David is a co-founder and the CEO of TechStars.
Startups do almost everything at a disadvantage. Initially, most startups have less money than their competitors. Startups have less credibility. They have fewer customers. They have fewer employees, which means there are typically fewer people focused on things like marketing, sales, and product development. Resources are scarce at a startup.
But, just like in the martial arts, the best startups use the weight of their opponents against them. Bureaucracy slows down larger companies. People do less because making a mistake can be politically costly. Risk takers who are wrong get fired or lose power internally. The larger the company, the more likely it is to be slow.
If there's one competitive advantage that most startups have, it's that they can do more faster. And because they can do more faster they can learn more faster. They can immediately throw things away that don't work because nobody cares anyway. Nobody is trying to protect a brand that doesn't exist, and nobody has any reason to be afraid of small failures. Startups know that's just part of the process.

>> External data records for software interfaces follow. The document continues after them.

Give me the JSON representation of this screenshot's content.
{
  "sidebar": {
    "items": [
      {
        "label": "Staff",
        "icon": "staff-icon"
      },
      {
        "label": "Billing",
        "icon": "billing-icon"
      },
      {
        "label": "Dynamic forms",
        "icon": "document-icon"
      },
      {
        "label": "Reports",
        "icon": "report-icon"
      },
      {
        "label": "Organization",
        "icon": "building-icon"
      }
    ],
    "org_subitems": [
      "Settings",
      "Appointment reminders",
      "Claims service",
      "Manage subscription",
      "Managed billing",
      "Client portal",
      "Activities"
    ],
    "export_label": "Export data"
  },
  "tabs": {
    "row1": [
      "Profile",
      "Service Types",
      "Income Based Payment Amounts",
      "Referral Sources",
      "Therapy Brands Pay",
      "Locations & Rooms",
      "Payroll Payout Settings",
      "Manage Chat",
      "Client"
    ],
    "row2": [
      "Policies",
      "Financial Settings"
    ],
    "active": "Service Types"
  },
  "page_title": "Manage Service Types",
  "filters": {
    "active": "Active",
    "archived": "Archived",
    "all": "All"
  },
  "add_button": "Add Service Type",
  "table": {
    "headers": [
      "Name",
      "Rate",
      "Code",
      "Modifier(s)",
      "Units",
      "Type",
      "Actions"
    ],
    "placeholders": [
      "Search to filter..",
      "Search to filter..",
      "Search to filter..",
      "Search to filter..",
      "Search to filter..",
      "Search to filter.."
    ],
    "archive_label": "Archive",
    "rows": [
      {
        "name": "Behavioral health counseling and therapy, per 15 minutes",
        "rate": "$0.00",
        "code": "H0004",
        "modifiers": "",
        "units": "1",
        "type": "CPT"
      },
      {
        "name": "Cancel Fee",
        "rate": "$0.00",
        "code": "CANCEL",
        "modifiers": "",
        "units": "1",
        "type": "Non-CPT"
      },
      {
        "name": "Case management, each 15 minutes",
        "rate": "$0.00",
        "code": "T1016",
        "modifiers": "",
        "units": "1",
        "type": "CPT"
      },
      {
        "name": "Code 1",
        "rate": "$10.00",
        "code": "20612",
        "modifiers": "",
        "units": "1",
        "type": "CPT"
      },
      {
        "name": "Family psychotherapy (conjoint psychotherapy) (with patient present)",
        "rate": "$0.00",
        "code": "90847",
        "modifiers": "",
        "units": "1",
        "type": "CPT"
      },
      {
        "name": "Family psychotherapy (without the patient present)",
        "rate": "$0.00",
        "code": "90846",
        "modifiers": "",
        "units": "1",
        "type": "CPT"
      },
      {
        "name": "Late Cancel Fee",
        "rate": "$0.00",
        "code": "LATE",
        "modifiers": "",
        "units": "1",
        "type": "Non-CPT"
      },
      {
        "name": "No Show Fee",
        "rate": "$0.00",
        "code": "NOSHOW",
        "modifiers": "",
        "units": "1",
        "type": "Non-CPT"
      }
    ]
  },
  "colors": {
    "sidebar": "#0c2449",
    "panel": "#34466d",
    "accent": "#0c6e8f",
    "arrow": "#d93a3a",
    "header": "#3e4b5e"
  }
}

When you ask CEOs of major companies what they're most worried about, one common answer is "a couple of guys in a garage somewhere." Why? Because their larger and more established competitors have too much to lose to try something radically ...